Your brand ambassadors don’t need to know every granular detail about your products or services but they need to understand what you do sufficiently enough to speak confidently. The most crucial thing is their overall demeanour. Being open, approachable and friendly goes a long way; your staff could be experts on your products but if they seem rude or disengaged, that’s what people will remember.
"Keeping the targets ‘softer’ is usually a good approach."
A good way to encourage active engagement is with incentives. You could have sales targets or targets for collecting visitor data which can all carry rewards. However, be aware that too many sales driven targets may translate to a pushier style of interaction with delegates. Keeping the targets ‘softer’ is usually a good approach. And you can introduce an element of competition to make it fun!
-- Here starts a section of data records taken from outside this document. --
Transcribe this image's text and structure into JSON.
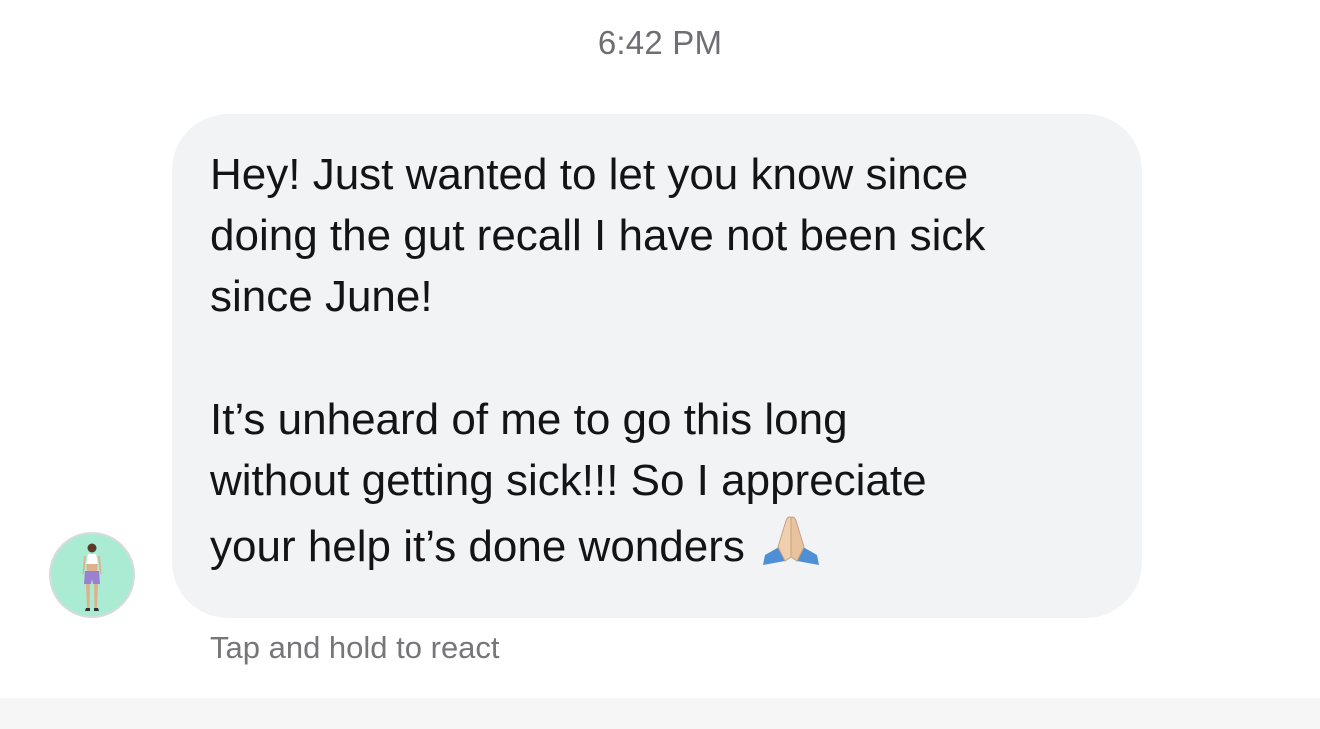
{
  "thread": {
    "timestamp": "6:42 PM"
  },
  "message": {
    "paragraph_1": "Hey! Just wanted to let you know since\ndoing the gut recall I have not been sick\nsince June!",
    "paragraph_2": "It’s unheard of me to go this long\nwithout getting sick!!! So I appreciate\nyour help it’s done wonders",
    "emoji": "folded-hands-emoji"
  },
  "reaction_hint": "Tap and hold to react",
  "colors": {
    "bubble": "#f2f3f5",
    "avatar_bg": "#a9ecd3",
    "text": "#141414",
    "secondary_text": "#6f6f73"
  },
  "icons": {
    "avatar": "sender-avatar",
    "emoji": "folded-hands-icon"
  }
}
Apart from physical rewards or incentives, simple things like ensuring your staff have enough breaks (while always making sure the stand is staffed), and providing healthy snacks and drinks will all help to keep people motivated and energised.
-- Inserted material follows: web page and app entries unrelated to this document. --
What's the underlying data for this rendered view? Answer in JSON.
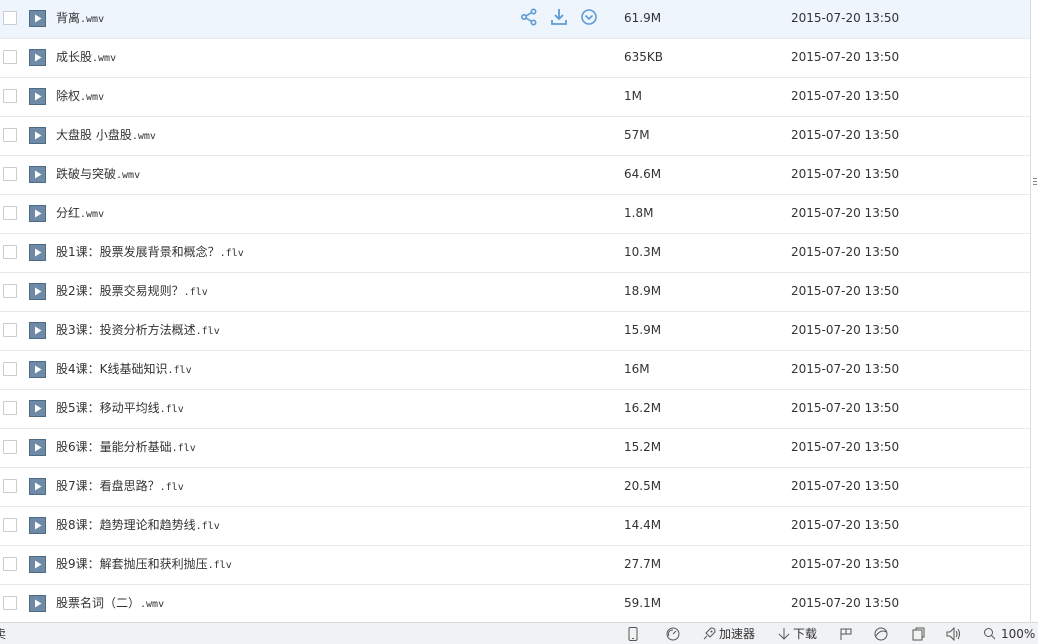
{
  "files": [
    {
      "name": "背离",
      "ext": ".wmv",
      "size": "61.9M",
      "date": "2015-07-20 13:50",
      "active": true
    },
    {
      "name": "成长股",
      "ext": ".wmv",
      "size": "635KB",
      "date": "2015-07-20 13:50"
    },
    {
      "name": "除权",
      "ext": ".wmv",
      "size": "1M",
      "date": "2015-07-20 13:50"
    },
    {
      "name": "大盘股 小盘股",
      "ext": ".wmv",
      "size": "57M",
      "date": "2015-07-20 13:50"
    },
    {
      "name": "跌破与突破",
      "ext": ".wmv",
      "size": "64.6M",
      "date": "2015-07-20 13:50"
    },
    {
      "name": "分红",
      "ext": ".wmv",
      "size": "1.8M",
      "date": "2015-07-20 13:50"
    },
    {
      "name": "股1课：股票发展背景和概念？",
      "ext": ".flv",
      "size": "10.3M",
      "date": "2015-07-20 13:50"
    },
    {
      "name": "股2课：股票交易规则？",
      "ext": ".flv",
      "size": "18.9M",
      "date": "2015-07-20 13:50"
    },
    {
      "name": "股3课：投资分析方法概述",
      "ext": ".flv",
      "size": "15.9M",
      "date": "2015-07-20 13:50"
    },
    {
      "name": "股4课：K线基础知识",
      "ext": ".flv",
      "size": "16M",
      "date": "2015-07-20 13:50"
    },
    {
      "name": "股5课：移动平均线",
      "ext": ".flv",
      "size": "16.2M",
      "date": "2015-07-20 13:50"
    },
    {
      "name": "股6课：量能分析基础",
      "ext": ".flv",
      "size": "15.2M",
      "date": "2015-07-20 13:50"
    },
    {
      "name": "股7课：看盘思路？",
      "ext": ".flv",
      "size": "20.5M",
      "date": "2015-07-20 13:50"
    },
    {
      "name": "股8课：趋势理论和趋势线",
      "ext": ".flv",
      "size": "14.4M",
      "date": "2015-07-20 13:50"
    },
    {
      "name": "股9课：解套抛压和获利抛压",
      "ext": ".flv",
      "size": "27.7M",
      "date": "2015-07-20 13:50"
    },
    {
      "name": "股票名词（二）",
      "ext": ".wmv",
      "size": "59.1M",
      "date": "2015-07-20 13:50"
    }
  ],
  "row_actions": [
    "share-icon",
    "download-icon",
    "more-icon"
  ],
  "status_bar": {
    "left_text": "卖",
    "accelerator_label": "加速器",
    "download_label": "下载",
    "zoom": "100%"
  },
  "colors": {
    "accent": "#5c9bd6",
    "active_row": "#eef5fd",
    "video_icon": "#6f8aa7"
  }
}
What does success look like?
Investing in live events only makes sense if you use metrics to measure your success. The first step always has to be defining your goals before deciding which indicators you’re going to measure. While many exhibitors will follow this process for the overall success of their event, the same can’t always be said for the performance of brand ambassadors.
If you don’t measure performance, how will you know how to improve next time? How will you know if the people you selected were the right people or if your training was good enough?
In order to measure the performance of your ambassadors, you need to start with why you’re exhibiting. Is it to increase sales or generate leads or is your objective to raise brand awareness? The answer to this question will help you decide who to select as brand ambassadors in the first place. It will also lead you to defining KPIs (key performance indicators) based on your objectives.
For example, if your overall aim is lead generation, one way to monitor performance could be by measuring how many delegates sign up to receive emails or newsletters. If you’re focussed on marketing your brand, measuring dwell time may be an appropriate KPI.
Whatever your objective, one KPI which is always effective is an attendee satisfaction survey. By asking delegates to give feedback, you can gain an unbiased view of people’s experiences with your ambassadors. Asking them to give their opinion on things like staff friendliness, knowledge and approachability will give you a good indication of overall performance; crucially, it will highlight areas for improvement in the future.
When it comes to the question of brand ambassadors, there is no one size fits all. Like all aspects of event planning, it comes down to why you’re exhibiting and what you want to achieve. However, one thing which is universal, is that people make an experience. That’s why your brand ambassadors shouldn’t be something you think about after everything else - they should be at the top of your list. After all, that’s the thing people will remember.